EPA has a long history of thoughtfully examining our existing regulations to make sure they are effectively and efficiently meeting the needs of the American people. Both statutory and judicial obligations have compelled some of our reviews. Others arise from independent EPA decisions to improve upon existing regulations. In fact, of EPA’s current regulatory workload, almost two-thirds of our activity is a review of an existing regulation. The retrospective reviews presented on Reg DaRRT at this time are part of a retrospective review plan that was developed in summer 2011 per EO 13563. (Learn more about the plan on our Retrospective Reviews page.) Over time, we hope to add more information about other retrospective reviews.
A retrospective review may yield a new regulation, because EPA must issue a new regulation to modify, streamline, expand, or repeal an old one. Just like any other regulation, regulations resulting from retrospective reviews should be open for public comment when the Notice of Proposed Rulemaking (NPRM). Other opportunities for public participation also may arise, such as workshops or other comment periods, but at a minimum, you should have the opportunity to comment on an NPRM.
About Reg DaRRT
Please use the Contact Us form to offer your suggestions.
Regulations.gov is EPA's online docketing and commenting system, just as it is for nearly 300 federal agencies. Reg DaRRT sends visitors to Regulations.gov to submit comments on any rulemaking that is open for comment.

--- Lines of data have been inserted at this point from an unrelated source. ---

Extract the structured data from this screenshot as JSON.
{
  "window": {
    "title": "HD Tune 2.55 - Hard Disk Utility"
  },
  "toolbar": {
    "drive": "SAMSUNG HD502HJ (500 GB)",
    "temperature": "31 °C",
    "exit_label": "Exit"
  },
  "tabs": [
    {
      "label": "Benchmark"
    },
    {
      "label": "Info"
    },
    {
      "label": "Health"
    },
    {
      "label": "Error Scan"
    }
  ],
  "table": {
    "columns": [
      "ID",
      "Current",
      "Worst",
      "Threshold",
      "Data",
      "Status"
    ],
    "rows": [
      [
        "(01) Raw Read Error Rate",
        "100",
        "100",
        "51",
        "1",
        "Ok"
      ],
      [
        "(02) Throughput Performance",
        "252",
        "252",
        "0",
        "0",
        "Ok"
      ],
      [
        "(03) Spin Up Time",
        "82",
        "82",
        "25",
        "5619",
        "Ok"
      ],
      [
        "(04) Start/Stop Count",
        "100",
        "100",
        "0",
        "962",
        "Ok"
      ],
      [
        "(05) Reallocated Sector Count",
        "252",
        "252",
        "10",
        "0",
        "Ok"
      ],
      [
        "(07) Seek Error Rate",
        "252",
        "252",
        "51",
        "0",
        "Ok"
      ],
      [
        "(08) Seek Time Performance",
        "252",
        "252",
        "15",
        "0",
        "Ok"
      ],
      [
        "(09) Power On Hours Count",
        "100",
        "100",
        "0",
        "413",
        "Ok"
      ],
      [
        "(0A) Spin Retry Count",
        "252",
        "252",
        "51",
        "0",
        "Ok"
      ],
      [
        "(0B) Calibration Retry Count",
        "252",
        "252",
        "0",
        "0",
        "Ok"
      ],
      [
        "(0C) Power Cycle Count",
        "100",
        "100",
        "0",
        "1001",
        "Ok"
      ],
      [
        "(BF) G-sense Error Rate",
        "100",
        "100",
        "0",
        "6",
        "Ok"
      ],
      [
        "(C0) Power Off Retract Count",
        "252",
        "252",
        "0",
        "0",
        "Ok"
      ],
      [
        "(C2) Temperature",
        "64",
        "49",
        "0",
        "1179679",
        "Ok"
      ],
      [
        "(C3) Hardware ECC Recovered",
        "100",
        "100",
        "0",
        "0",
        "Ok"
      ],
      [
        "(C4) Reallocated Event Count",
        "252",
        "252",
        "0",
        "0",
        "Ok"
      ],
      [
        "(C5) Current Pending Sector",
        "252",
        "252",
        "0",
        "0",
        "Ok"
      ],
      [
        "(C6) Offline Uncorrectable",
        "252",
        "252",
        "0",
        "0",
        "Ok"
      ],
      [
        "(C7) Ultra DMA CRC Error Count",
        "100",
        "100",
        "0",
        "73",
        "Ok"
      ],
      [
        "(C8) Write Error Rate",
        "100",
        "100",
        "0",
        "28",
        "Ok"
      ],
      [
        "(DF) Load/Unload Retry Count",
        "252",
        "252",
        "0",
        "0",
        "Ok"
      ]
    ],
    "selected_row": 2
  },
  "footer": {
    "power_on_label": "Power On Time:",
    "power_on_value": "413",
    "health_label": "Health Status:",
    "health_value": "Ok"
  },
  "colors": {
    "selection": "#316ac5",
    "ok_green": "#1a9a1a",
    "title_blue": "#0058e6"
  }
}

Reg DaRRT also sends visitors to Regulations.gov to read a Proposed Rule or a Final Rule or any other document published in the Federal Register and/or housed in an EPA docket.